▶ **Required work**: Your task is to show every line in the listing below that includes "Charges".

▶ **Records supplied**:

--------------------

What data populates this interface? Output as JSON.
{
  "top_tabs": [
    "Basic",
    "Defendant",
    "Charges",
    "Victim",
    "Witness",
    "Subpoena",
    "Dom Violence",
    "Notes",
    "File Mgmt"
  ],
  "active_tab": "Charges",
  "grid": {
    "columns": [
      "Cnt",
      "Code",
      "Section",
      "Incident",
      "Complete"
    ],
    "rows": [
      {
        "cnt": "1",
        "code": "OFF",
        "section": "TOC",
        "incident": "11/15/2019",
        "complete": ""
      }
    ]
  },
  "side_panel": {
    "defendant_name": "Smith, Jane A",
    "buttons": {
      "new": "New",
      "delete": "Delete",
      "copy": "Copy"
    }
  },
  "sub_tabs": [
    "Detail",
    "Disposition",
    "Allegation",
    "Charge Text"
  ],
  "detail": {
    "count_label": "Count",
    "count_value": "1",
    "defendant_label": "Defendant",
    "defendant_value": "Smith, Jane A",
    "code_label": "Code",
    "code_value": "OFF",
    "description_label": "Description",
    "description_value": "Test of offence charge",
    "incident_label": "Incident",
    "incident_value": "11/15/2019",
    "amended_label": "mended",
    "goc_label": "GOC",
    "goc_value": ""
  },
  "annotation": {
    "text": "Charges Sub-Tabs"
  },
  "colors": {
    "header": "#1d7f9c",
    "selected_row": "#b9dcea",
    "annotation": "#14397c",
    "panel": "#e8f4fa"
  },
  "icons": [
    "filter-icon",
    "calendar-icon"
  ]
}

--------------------

▶ **Result**:
    "Charges",
  "active_tab": "Charges",
    "text": "Charges Sub-Tabs"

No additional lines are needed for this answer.